BAGRAM, Afghanistan — U.S. Defense Secretary Robert Gates said Monday that both the U.S. and Afghan governments agree the American military should remain involved in Afghanistan after the planned 2014 end of combat operations to help train and advise Afghan forces.
"Obviously it would be a small fraction of the presence that we have today, but I think we're willing to do that," Gates told a group of U.S. troops at Bagram air field, which is headquarters for U.S. and NATO forces in eastern Afghanistan. "My sense is, they (Afghan officials) are interested in having us do that."
A soldier asked Gates about a long-term military presence, and Gates noted that Washington and Kabul have recently begun negotiating a security partnership. He mentioned no details. He was to meet later in the day with Afghan President Hamid Karzai.
Gates is at the start of a two-day visit with U.S. troops, allied commanders and Afghan leaders to gauge war progress as the Obama administration moves toward crucial decisions on reducing troop levels.
Gates planned to travel to eastern and southern portions of Afghanistan, the areas most fiercely contested by the Taliban insurgency.
Defense Department spokesman Geoff Morrell told reporters flying with the Pentagon chief from Washington that Gates wants to get a first-hand feel for changes on the ground since he last was in Afghanistan in December.

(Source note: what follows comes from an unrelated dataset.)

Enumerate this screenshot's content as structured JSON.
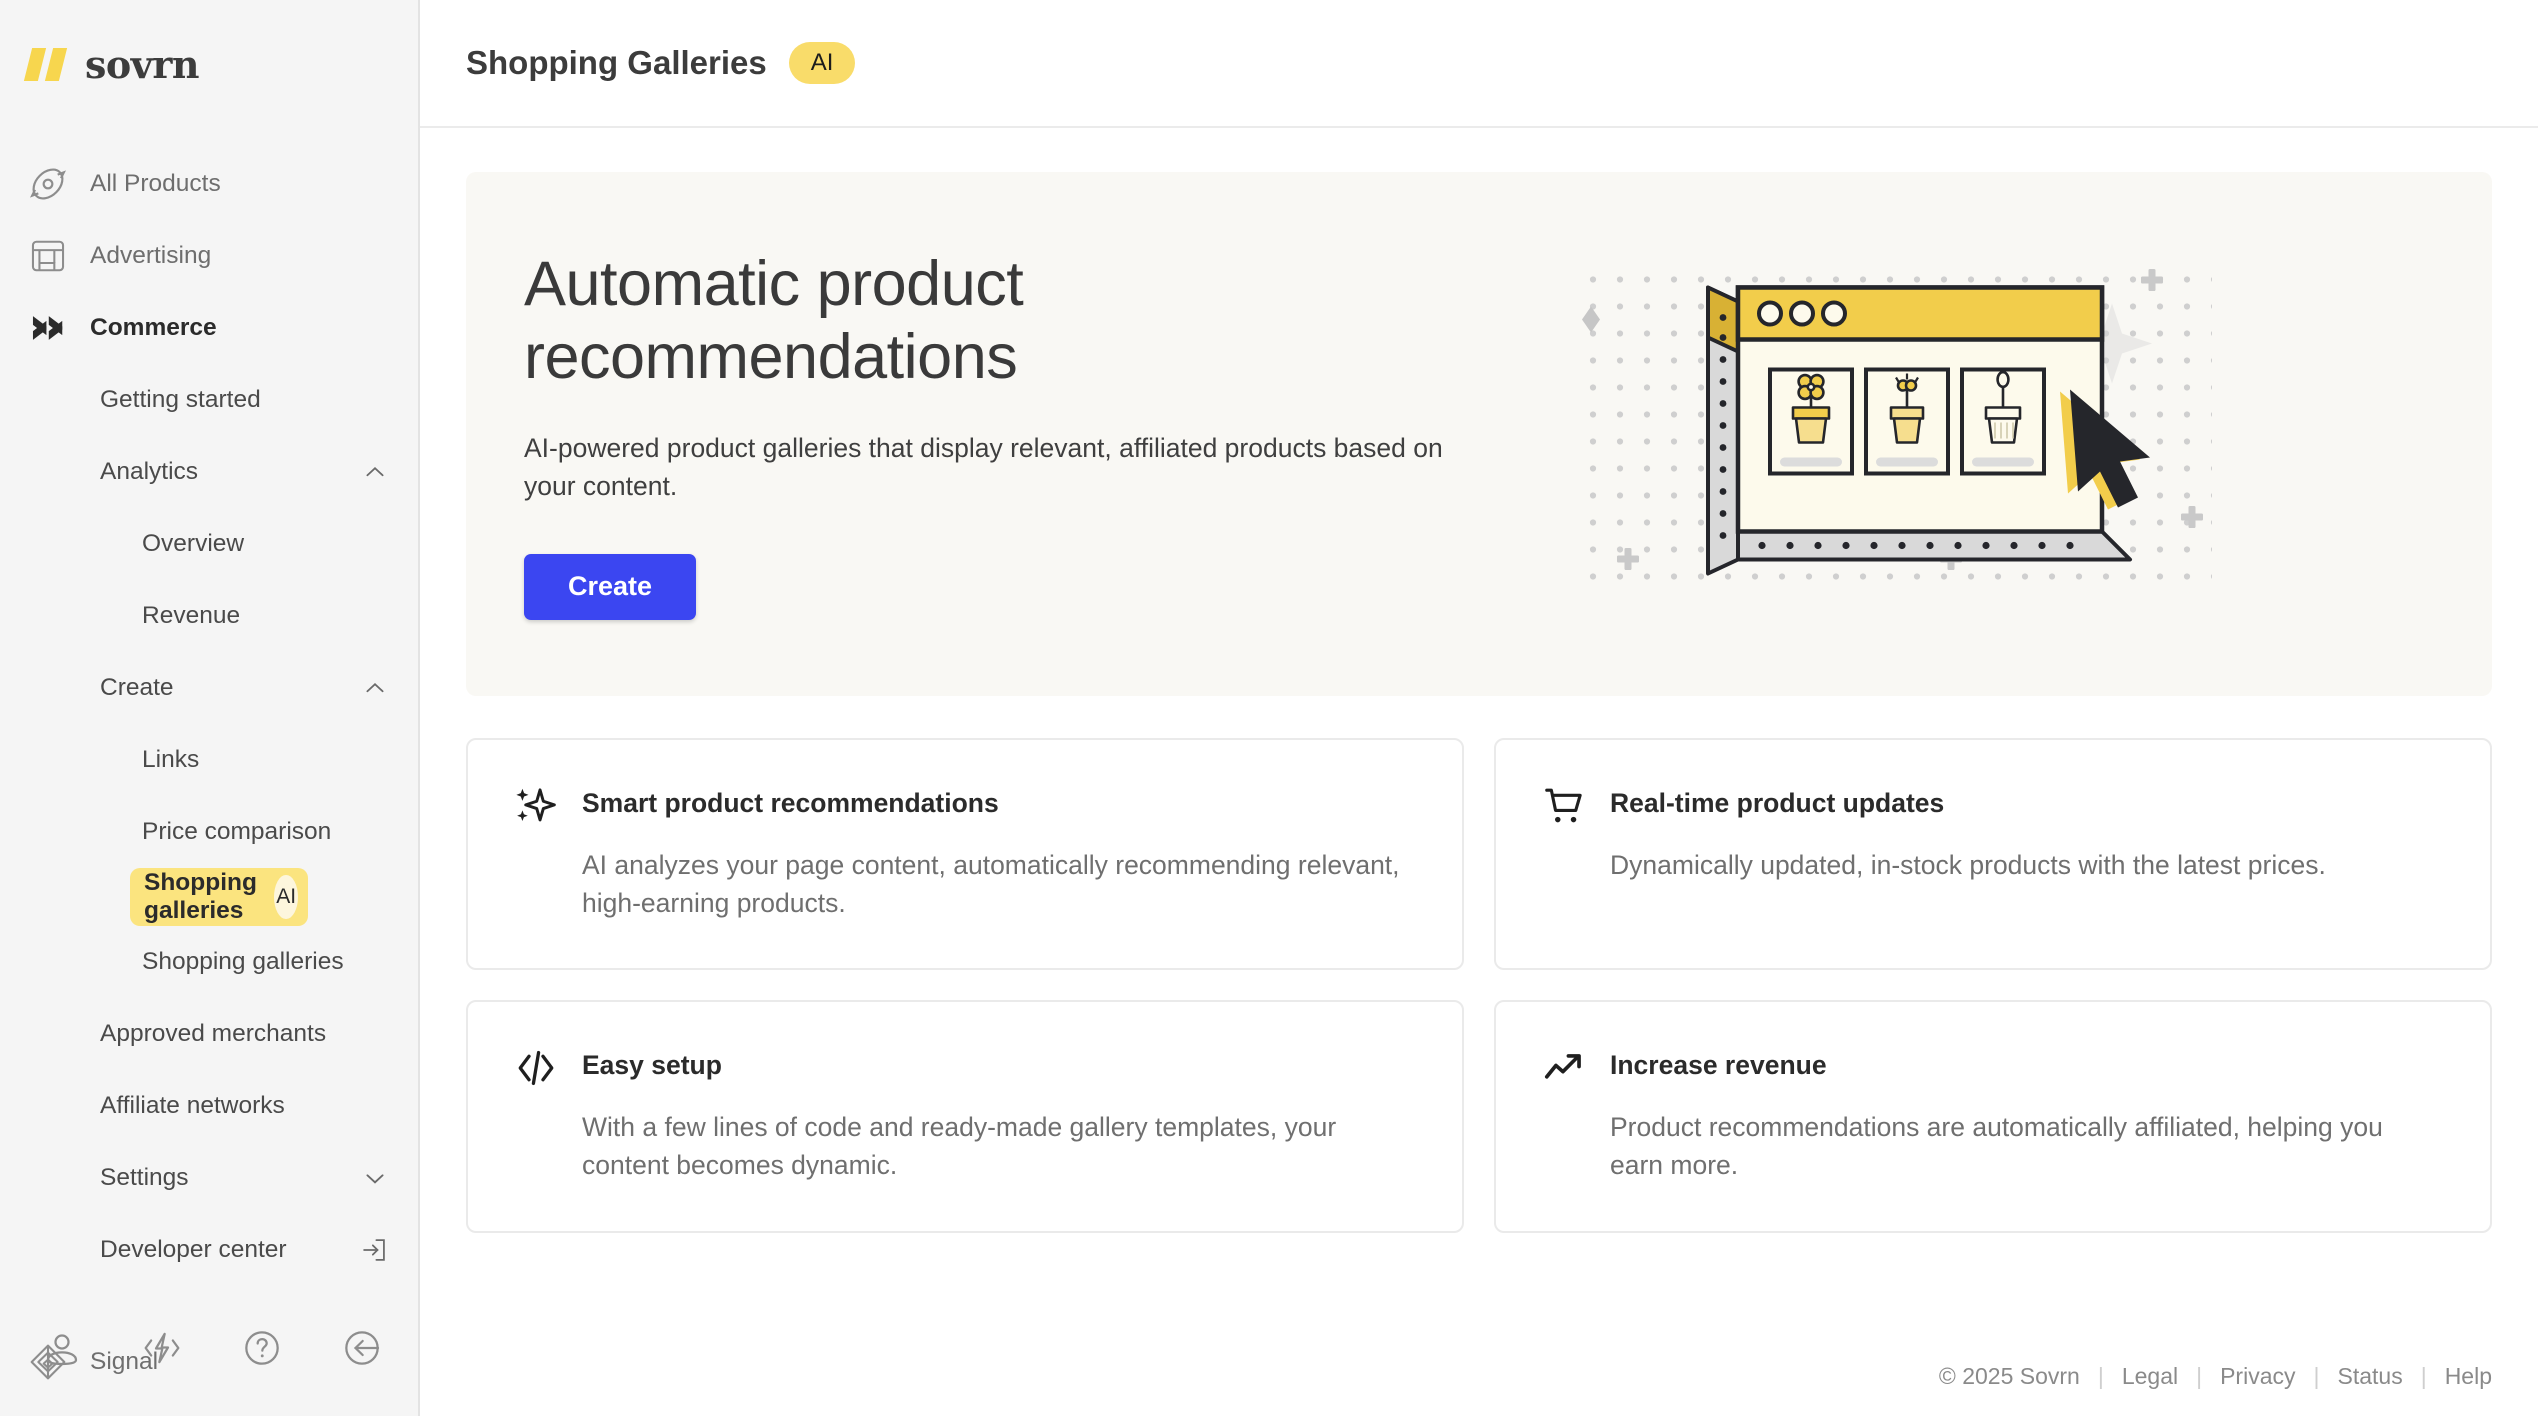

The U.S. is committed to beginning a troop withdrawal in July. But the size and scope of the pullback will depend on the degree of progress toward handing off full control to the shaky Afghan government.
Morrell said Gates expects to hear from troops and commanders that U.S. and NATO strategy is making important progress against the relentless Taliban, who are thought to be gearing up for a spring offensive.